## Your objective
Show all lines from the material that carry the word "JSON".

## Information supplied
────

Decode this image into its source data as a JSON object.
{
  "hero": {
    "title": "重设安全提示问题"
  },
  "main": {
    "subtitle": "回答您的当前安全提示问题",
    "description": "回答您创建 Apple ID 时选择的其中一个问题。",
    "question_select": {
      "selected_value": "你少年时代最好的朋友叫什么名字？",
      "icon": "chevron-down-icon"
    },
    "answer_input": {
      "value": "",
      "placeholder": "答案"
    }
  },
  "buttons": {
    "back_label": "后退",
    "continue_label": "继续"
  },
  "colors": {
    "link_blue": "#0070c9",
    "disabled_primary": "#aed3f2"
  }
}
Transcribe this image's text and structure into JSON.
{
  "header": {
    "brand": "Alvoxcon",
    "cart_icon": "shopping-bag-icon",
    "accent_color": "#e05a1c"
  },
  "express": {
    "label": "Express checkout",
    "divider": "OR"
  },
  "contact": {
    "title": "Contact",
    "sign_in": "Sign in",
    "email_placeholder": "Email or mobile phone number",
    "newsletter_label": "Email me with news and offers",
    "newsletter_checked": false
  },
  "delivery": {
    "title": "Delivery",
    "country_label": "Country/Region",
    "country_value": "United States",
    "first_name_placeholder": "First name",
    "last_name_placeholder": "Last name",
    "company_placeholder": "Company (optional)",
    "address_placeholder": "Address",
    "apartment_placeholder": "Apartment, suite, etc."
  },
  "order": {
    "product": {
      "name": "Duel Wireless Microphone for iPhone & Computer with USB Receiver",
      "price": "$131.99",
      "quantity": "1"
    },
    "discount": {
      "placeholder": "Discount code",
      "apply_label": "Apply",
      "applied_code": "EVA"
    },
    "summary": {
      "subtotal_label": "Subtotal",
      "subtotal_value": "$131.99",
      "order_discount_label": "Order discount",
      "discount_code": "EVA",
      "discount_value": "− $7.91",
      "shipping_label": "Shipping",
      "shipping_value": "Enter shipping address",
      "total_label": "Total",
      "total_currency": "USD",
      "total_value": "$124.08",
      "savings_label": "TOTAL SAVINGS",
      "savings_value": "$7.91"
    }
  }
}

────

## Solution for this problem
Decode this image into its source data as a JSON object.
Transcribe this image's text and structure into JSON.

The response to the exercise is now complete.